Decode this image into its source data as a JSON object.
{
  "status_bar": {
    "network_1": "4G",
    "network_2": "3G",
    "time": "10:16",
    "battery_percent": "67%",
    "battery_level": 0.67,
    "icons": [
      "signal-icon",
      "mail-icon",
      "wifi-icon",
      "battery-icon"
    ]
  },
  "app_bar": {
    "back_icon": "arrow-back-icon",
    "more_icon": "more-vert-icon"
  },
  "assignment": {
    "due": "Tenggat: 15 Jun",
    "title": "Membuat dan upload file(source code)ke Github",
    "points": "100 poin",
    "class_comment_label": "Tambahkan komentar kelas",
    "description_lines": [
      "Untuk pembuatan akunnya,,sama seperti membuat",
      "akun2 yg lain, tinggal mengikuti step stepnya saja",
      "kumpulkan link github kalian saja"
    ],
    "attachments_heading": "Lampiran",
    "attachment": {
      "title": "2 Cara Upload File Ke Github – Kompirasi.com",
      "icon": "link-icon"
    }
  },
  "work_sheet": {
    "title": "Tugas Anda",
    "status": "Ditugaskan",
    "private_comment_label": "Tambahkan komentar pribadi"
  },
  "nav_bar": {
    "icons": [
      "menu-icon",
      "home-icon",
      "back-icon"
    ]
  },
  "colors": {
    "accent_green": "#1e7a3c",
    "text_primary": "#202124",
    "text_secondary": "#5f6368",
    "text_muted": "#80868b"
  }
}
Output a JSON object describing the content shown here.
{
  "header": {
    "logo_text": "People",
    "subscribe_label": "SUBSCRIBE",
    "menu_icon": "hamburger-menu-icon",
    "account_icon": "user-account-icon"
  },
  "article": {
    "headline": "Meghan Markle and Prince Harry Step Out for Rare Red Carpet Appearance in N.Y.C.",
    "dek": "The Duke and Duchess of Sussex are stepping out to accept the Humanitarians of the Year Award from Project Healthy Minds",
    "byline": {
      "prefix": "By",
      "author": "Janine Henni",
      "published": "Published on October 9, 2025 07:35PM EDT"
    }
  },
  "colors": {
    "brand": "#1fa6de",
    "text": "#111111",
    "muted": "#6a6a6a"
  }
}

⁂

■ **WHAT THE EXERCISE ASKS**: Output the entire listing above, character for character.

■ **EXERCISE ANSWER**:
Decode this image into its source data as a JSON object.
{
  "status_bar": {
    "network_1": "4G",
    "network_2": "3G",
    "time": "10:16",
    "battery_percent": "67%",
    "battery_level": 0.67,
    "icons": [
      "signal-icon",
      "mail-icon",
      "wifi-icon",
      "battery-icon"
    ]
  },
  "app_bar": {
    "back_icon": "arrow-back-icon",
    "more_icon": "more-vert-icon"
  },
  "assignment": {
    "due": "Tenggat: 15 Jun",
    "title": "Membuat dan upload file(source code)ke Github",
    "points": "100 poin",
    "class_comment_label": "Tambahkan komentar kelas",
    "description_lines": [
      "Untuk pembuatan akunnya,,sama seperti membuat",
      "akun2 yg lain, tinggal mengikuti step stepnya saja",
      "kumpulkan link github kalian saja"
    ],
    "attachments_heading": "Lampiran",
    "attachment": {
      "title": "2 Cara Upload File Ke Github – Kompirasi.com",
      "icon": "link-icon"
    }
  },
  "work_sheet": {
    "title": "Tugas Anda",
    "status": "Ditugaskan",
    "private_comment_label": "Tambahkan komentar pribadi"
  },
  "nav_bar": {
    "icons": [
      "menu-icon",
      "home-icon",
      "back-icon"
    ]
  },
  "colors": {
    "accent_green": "#1e7a3c",
    "text_primary": "#202124",
    "text_secondary": "#5f6368",
    "text_muted": "#80868b"
  }
}
Output a JSON object describing the content shown here.
{
  "header": {
    "logo_text": "People",
    "subscribe_label": "SUBSCRIBE",
    "menu_icon": "hamburger-menu-icon",
    "account_icon": "user-account-icon"
  },
  "article": {
    "headline": "Meghan Markle and Prince Harry Step Out for Rare Red Carpet Appearance in N.Y.C.",
    "dek": "The Duke and Duchess of Sussex are stepping out to accept the Humanitarians of the Year Award from Project Healthy Minds",
    "byline": {
      "prefix": "By",
      "author": "Janine Henni",
      "published": "Published on October 9, 2025 07:35PM EDT"
    }
  },
  "colors": {
    "brand": "#1fa6de",
    "text": "#111111",
    "muted": "#6a6a6a"
  }
}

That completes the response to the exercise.